● **What is needed**
Go through the records and set each one down exactly, skipping any picture.

App and web page records:
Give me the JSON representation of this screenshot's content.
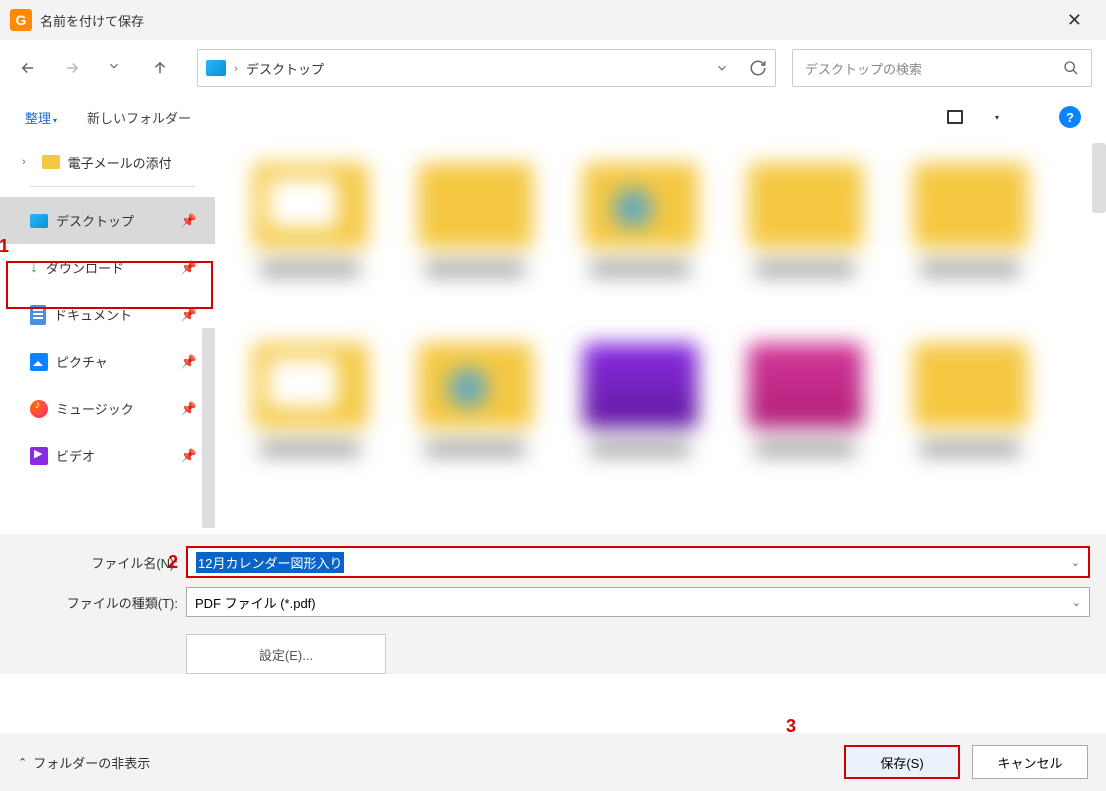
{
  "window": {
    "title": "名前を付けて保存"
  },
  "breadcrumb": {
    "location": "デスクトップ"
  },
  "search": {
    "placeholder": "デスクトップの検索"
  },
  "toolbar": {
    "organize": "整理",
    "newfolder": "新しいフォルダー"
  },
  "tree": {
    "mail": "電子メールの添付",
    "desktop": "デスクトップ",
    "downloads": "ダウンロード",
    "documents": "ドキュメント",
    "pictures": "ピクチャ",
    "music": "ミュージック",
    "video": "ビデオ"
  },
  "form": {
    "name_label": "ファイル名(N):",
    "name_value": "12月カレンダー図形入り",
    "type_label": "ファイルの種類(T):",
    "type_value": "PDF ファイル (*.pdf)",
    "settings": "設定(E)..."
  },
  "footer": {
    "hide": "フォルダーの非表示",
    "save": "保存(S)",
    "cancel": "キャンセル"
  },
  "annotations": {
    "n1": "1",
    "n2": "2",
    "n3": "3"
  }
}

● **Result of this task**
Give me the JSON representation of this screenshot's content.
{
  "window": {
    "title": "名前を付けて保存"
  },
  "breadcrumb": {
    "location": "デスクトップ"
  },
  "search": {
    "placeholder": "デスクトップの検索"
  },
  "toolbar": {
    "organize": "整理",
    "newfolder": "新しいフォルダー"
  },
  "tree": {
    "mail": "電子メールの添付",
    "desktop": "デスクトップ",
    "downloads": "ダウンロード",
    "documents": "ドキュメント",
    "pictures": "ピクチャ",
    "music": "ミュージック",
    "video": "ビデオ"
  },
  "form": {
    "name_label": "ファイル名(N):",
    "name_value": "12月カレンダー図形入り",
    "type_label": "ファイルの種類(T):",
    "type_value": "PDF ファイル (*.pdf)",
    "settings": "設定(E)..."
  },
  "footer": {
    "hide": "フォルダーの非表示",
    "save": "保存(S)",
    "cancel": "キャンセル"
  },
  "annotations": {
    "n1": "1",
    "n2": "2",
    "n3": "3"
  }
}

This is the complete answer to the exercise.